After two years of provincial Liberal inaction, ostensibly out of fear of political fallout, former Premier Jean Charest created a commission to investigate government corruption related to the construction industry in November 2011. The commission, presided over by Judge France Charbonneau, began its investigation last March in a series of public hearings. Although it has come far too late, the Charbonneau Commission is a necessary first step in the process of ending institutionalized corruption.
The dramatic events unfolding around the Charbonneau inquest have confirmed many Quebecers’ fears about their province. In late September, a police detective testified to the Charbonneau Commission that construction companies paid up to 5 per cent of the value of municipal contracts to the mafia to ensure that “everything went smoothly.” According to the testimony of Lino Zambito, former vice-president of construction company Infrabec, the awarding of city contracts was privately organized by ten companies who agree to take turns at offering the lowest bid. Zambito also testified that Union Montréal, the party of mayor Gérald Tremblay, receives a 3 per cent cut of every large public works contract. If Zambito’s testimony is true, then the entire system by which municipal taxes are spent on large projects is a sham, designed to line the pockets of construction companies and to protect the role of the mafia. This is only one sample of the shocking testimony that the Charbonneau Commission has witnessed.
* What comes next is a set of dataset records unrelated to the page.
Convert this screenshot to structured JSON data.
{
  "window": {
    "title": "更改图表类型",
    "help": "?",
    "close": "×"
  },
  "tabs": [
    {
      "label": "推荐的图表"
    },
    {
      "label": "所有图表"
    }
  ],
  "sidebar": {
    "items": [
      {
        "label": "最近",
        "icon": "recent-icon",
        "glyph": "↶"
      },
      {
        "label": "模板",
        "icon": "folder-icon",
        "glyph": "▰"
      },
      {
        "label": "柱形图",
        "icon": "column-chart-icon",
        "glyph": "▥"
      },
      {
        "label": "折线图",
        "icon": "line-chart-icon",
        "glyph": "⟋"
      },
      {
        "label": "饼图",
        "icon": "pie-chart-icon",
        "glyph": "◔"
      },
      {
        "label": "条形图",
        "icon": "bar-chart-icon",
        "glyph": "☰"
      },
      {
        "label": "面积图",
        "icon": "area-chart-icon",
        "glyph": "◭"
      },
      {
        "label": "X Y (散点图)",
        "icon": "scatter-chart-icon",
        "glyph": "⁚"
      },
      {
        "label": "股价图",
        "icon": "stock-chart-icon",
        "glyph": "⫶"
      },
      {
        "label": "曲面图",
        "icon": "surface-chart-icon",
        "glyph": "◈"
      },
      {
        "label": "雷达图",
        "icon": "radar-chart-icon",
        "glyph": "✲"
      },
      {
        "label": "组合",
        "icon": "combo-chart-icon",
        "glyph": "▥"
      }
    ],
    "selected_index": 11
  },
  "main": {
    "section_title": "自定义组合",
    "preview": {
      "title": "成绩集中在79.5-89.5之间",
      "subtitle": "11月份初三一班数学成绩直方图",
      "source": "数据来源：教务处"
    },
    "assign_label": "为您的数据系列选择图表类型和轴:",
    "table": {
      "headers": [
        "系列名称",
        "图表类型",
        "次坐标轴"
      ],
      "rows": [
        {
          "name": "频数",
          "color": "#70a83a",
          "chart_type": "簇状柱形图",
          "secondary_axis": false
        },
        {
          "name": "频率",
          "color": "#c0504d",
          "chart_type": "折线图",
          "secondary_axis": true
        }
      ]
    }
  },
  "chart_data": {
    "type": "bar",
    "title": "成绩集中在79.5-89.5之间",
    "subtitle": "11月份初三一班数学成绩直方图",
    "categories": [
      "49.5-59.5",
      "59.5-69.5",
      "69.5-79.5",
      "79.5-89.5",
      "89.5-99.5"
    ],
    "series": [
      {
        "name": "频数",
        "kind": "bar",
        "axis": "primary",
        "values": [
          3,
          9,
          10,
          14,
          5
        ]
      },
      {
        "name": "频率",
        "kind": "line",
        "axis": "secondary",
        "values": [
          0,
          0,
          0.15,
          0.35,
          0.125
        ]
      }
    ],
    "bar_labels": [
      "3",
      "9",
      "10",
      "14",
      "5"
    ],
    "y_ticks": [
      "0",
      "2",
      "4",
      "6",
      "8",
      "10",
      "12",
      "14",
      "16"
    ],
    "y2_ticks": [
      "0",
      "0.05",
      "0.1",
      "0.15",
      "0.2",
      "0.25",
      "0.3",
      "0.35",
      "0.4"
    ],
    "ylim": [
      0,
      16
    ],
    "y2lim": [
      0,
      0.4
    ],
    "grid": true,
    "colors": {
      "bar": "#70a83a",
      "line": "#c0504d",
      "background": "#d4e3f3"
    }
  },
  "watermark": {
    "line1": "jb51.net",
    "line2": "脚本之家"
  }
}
On October 4, police raided the offices and home of Gilles Vaillancourt, the mayor of Laval, Montreal’s largest suburb. Last Tuesday, the Montreal Police Brotherhood, a union that represents police officers but is separate from the Service de Police de la Ville de Montréal (SPVM), denounced the Union Montréal government, alleging that the administration has “zero credibility.” Meanwhile, the city’s public works projects have ground to a halt as the extent of the corruption is being investigated. The Commission will not conclude until 2014.
Despite the persistence of a defeatist plus-ça-change attitude toward the pervasiveness of corruption in Montreal, the Charbonneau Commission has helped to galvanize the population to express their outrage. In contrast to the low turnout rate for municipal elections, a recent poll commissioned by La Presse found that 43 per cent of respondents demanded the immediate resignation of Mayor Tremblay. Last Friday, demonstrations took place at City Hall to demand that Tremblay resign. If citizens are to take control of Montreal from the hands of the mafia and corrupt politicians, then Montrealers must demand accountability from their representatives, through direct action and the vote. Regardless, to begin this process, Tremblay must resign.